Spathe – Definition & Detailed Explanation – Botanical Terms Glossary

What is a spathe?

A spathe is a specialized leaf-like structure that surrounds and protects the inflorescence (flower cluster) of certain plants. It is typically a large, often showy, bract that is usually found at the base of the flower cluster. The spathe is commonly mistaken for a flower, but it is actually a modified leaf that serves to attract pollinators and protect the developing flowers within.

What are the characteristics of a spathe?

Spathes come in a variety of shapes, sizes, and colors, depending on the plant species. They can be smooth or textured, glossy or matte, and can range from green to white, yellow, red, or even purple. Some spathes are solid in color, while others may have patterns or markings. The texture of a spathe can also vary, with some being soft and flexible, while others are stiff and rigid.

What is the function of a spathe?

The primary function of a spathe is to protect the developing flowers within the inflorescence. It also serves to attract pollinators, such as insects or birds, by providing a visually appealing display. The spathe may also help to regulate the temperature and humidity within the flower cluster, creating an optimal environment for pollination and seed development.

How is a spathe different from a bract?

While spathes and bracts are both modified leaves that surround flowers, there are some key differences between the two structures. Spathes are typically larger and more showy than bracts, often serving as a protective covering for the inflorescence. Bracts, on the other hand, are usually smaller and less conspicuous, often serving a more supportive role in the plant’s reproductive process. Additionally, spathes are commonly found at the base of the flower cluster, while bracts can be located at various points along the stem.

What are some examples of plants with spathes?

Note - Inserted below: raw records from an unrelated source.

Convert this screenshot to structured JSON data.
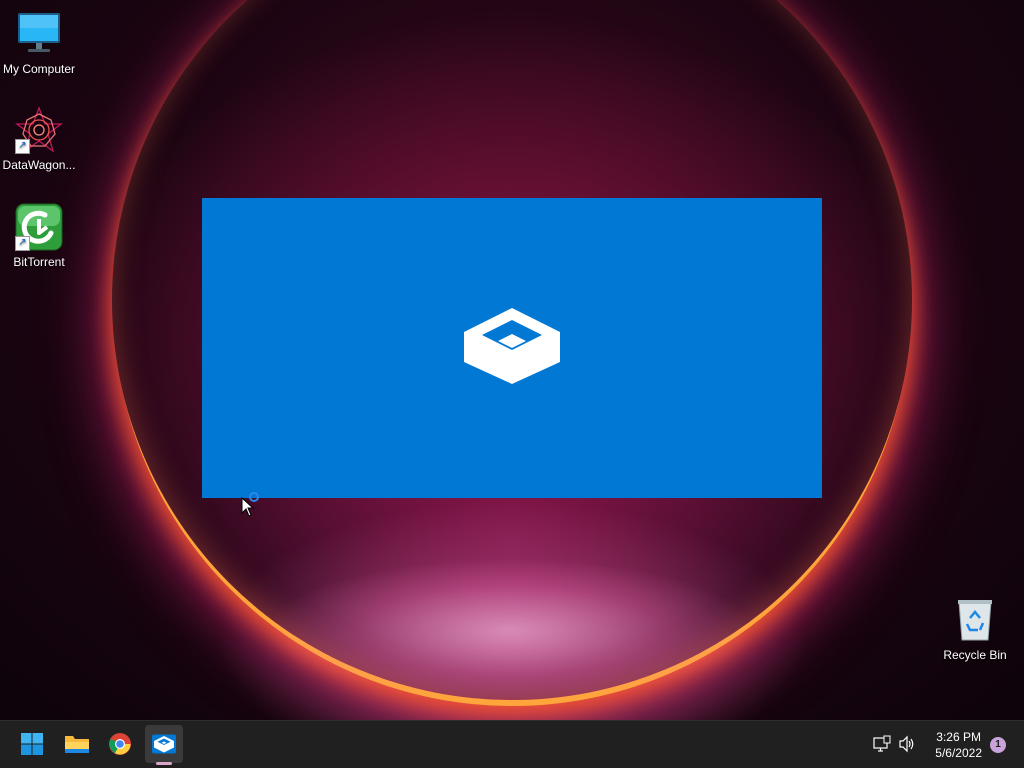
{
  "desktop": {
    "icons": [
      {
        "label": "My Computer",
        "icon": "monitor-icon"
      },
      {
        "label": "DataWagon...",
        "icon": "datawagon-icon"
      },
      {
        "label": "BitTorrent",
        "icon": "bittorrent-icon"
      },
      {
        "label": "Recycle Bin",
        "icon": "recycle-bin-icon"
      }
    ]
  },
  "splash": {
    "app": "Windows Sandbox",
    "background_color": "#0078d4",
    "logo_icon": "sandbox-box-icon"
  },
  "taskbar": {
    "pinned": [
      {
        "name": "start-button",
        "icon": "windows-start-icon"
      },
      {
        "name": "file-explorer",
        "icon": "folder-icon"
      },
      {
        "name": "chrome",
        "icon": "chrome-icon"
      },
      {
        "name": "windows-sandbox",
        "icon": "sandbox-box-icon",
        "active": true
      }
    ],
    "tray": {
      "network_icon": "network-icon",
      "volume_icon": "volume-icon",
      "time": "3:26 PM",
      "date": "5/6/2022",
      "notification_count": "1"
    }
  }
}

One of the most well-known examples of a plant with a spathe is the peace lily (Spathiphyllum). The peace lily produces a large, white spathe that surrounds a spadix, which contains the actual flowers. Another example is the calla lily (Zantedeschia), which features a colorful spathe that encloses the flower cluster. Other plants with spathes include anthuriums, philodendrons, and certain types of palms.

How is a spathe important in plant reproduction?

Spathes play a crucial role in the reproductive process of many plants by attracting pollinators and protecting the developing flowers. The showy appearance of spathes helps to draw in pollinators, such as bees, butterflies, and birds, which are essential for transferring pollen between flowers. Additionally, the protective nature of the spathe helps to shield the delicate flowers from damage and harsh environmental conditions, ensuring successful pollination and seed development. Overall, spathes are a key component of many plants’ reproductive strategies, helping to ensure the continuation of their species.